The papers of African American conceptual and performance artist Senga Nengudi measure 12.8 linear feet and 11.24 gigabytes and date from circa 1962 to 2017, with a folder of printed material dating from 1947. The collection contains biographical material, including education and family records, the kimono Nengudi wore during her wedding to Ellioutt Fittz, certificates, interview transcripts, and address books; calendars and journals chronicling Nengudi's appointments, thoughts, and artistic practice; and correspondence with friends and other artists including Maren Hassinger, Cheryl Banks, and David Hammons. Also included is family correspondence, including letters between Senga Nengudi (then Sue Irons) and her mother when Nengudi was living in Japan. The collection also contains writings by Senga Nengudi and others; material related to professional activities including teaching files, gallery files, and files related to exhibitions, projects, and performances; printed material including exhibition and event announcements and catalogs, clippings, magazines, and other published material; a scrapbook primarily containing photographs and printed material; photographic material depicting Senga Nengudi, works of art, and other individuals; artwork by Nengudi and others, including Maren Hassinger and Barbara McCullough; and audio and video recordings, including recordings of performances.
Language
English
Immediate Source of Acquisition
The Senga Nengudi papers were donated to the Archives of American Art in 2018 and 2019 by Senga Nengudi.
Related Materials
The Amistad Research Center also holds 4.5 linear feet of the Senga Nengudi papers, 1966-2017.
Funding
Sponsor
Funding for the processing of this collection was provided by the Henry Luce Foundation.
Processing Information
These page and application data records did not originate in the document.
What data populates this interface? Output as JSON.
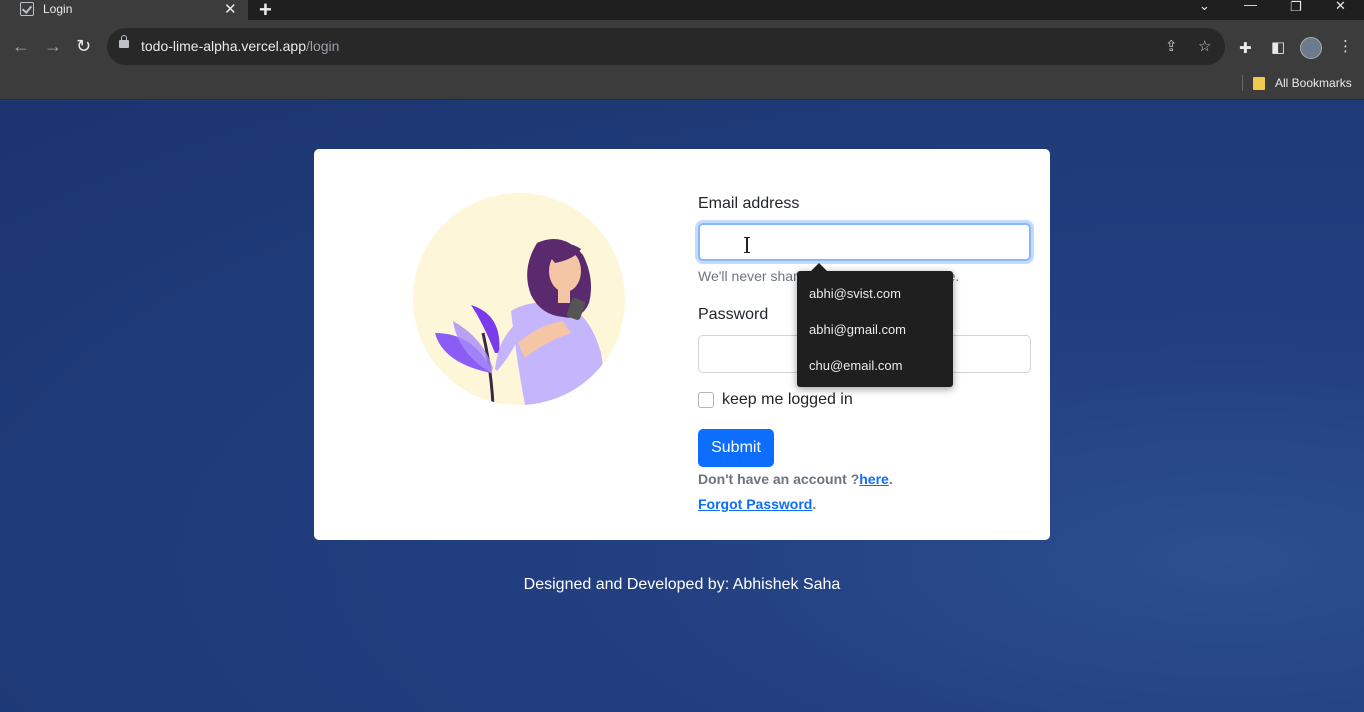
{
  "browser": {
    "tab_title": "Login",
    "url_host": "todo-lime-alpha.vercel.app",
    "url_path": "/login",
    "bookmarks_label": "All Bookmarks"
  },
  "form": {
    "email_label": "Email address",
    "email_value": "",
    "email_help_prefix": "We'll never shar",
    "email_help_suffix": "else.",
    "password_label": "Password",
    "password_value": "",
    "remember_label": "keep me logged in",
    "remember_checked": false,
    "submit_label": "Submit",
    "signup_prompt": "Don't have an account ?",
    "signup_link": "here",
    "signup_period": ".",
    "forgot_link": "Forgot Password",
    "forgot_period": "."
  },
  "autocomplete": {
    "options": [
      "abhi@svist.com",
      "abhi@gmail.com",
      "chu@email.com"
    ]
  },
  "footer": {
    "credit": "Designed and Developed by: Abhishek Saha"
  },
  "colors": {
    "page_bg": "#1f3c7a",
    "primary": "#0d6efd",
    "illus_circle": "#fdf6d8",
    "illus_purple": "#a78bfa",
    "illus_hair": "#5b2a6e"
  },
  "icons": {
    "tab_favicon": "checkbox-favicon-icon",
    "back": "arrow-left-icon",
    "forward": "arrow-right-icon",
    "reload": "reload-icon",
    "lock": "lock-icon",
    "share": "share-icon",
    "bookmark": "star-icon",
    "extensions": "puzzle-icon",
    "side_panel": "side-panel-icon",
    "menu": "kebab-menu-icon",
    "folder": "folder-icon"
  }
}
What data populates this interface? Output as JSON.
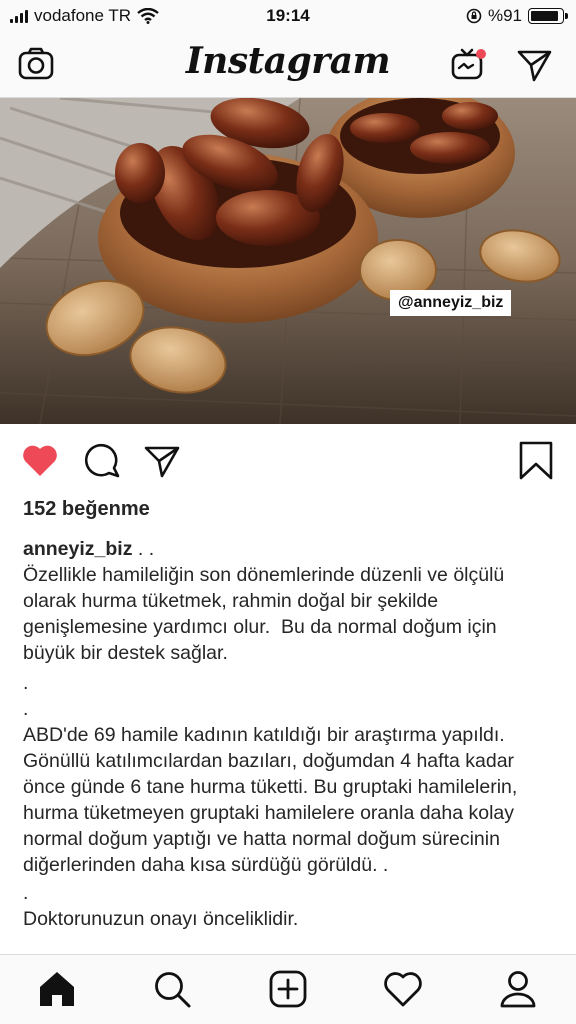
{
  "status_bar": {
    "carrier": "vodafone TR",
    "time": "19:14",
    "battery_text": "%91",
    "battery_level": 0.91
  },
  "header": {
    "brand": "Instagram",
    "left_icon": "camera-icon",
    "right_icons": [
      "igtv-icon",
      "direct-message-icon"
    ],
    "notification_dot_color": "#ed4956"
  },
  "post": {
    "image_watermark": "@anneyiz_biz",
    "actions": [
      "heart-icon",
      "comment-icon",
      "share-icon",
      "bookmark-icon"
    ],
    "liked": true,
    "like_color": "#ed4956",
    "likes_text": "152 beğenme",
    "caption_user": "anneyiz_biz",
    "caption_user_suffix": " . .",
    "caption_lines": [
      "Özellikle hamileliğin son dönemlerinde düzenli ve ölçülü olarak hurma tüketmek, rahmin doğal bir şekilde genişlemesine yardımcı olur.  Bu da normal doğum için büyük bir destek sağlar.",
      ".",
      ".",
      "ABD'de 69 hamile kadının katıldığı bir araştırma yapıldı. Gönüllü katılımcılardan bazıları, doğumdan 4 hafta kadar önce günde 6 tane hurma tüketti. Bu gruptaki hamilelerin,  hurma tüketmeyen gruptaki hamilelere oranla daha kolay normal doğum yaptığı ve hatta normal doğum sürecinin diğerlerinden daha kısa sürdüğü görüldü. .",
      ".",
      "Doktorunuzun onayı önceliklidir."
    ]
  },
  "bottom_nav": {
    "items": [
      "home-icon",
      "search-icon",
      "add-post-icon",
      "activity-heart-icon",
      "profile-icon"
    ],
    "active": "home-icon"
  }
}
The collection was minimally processed and a finding aid prepared by Rayna Andrews in 2019 with funding from the Henry Luce Foundation. Born-digital materials were processed by Jess Purkis in 2019.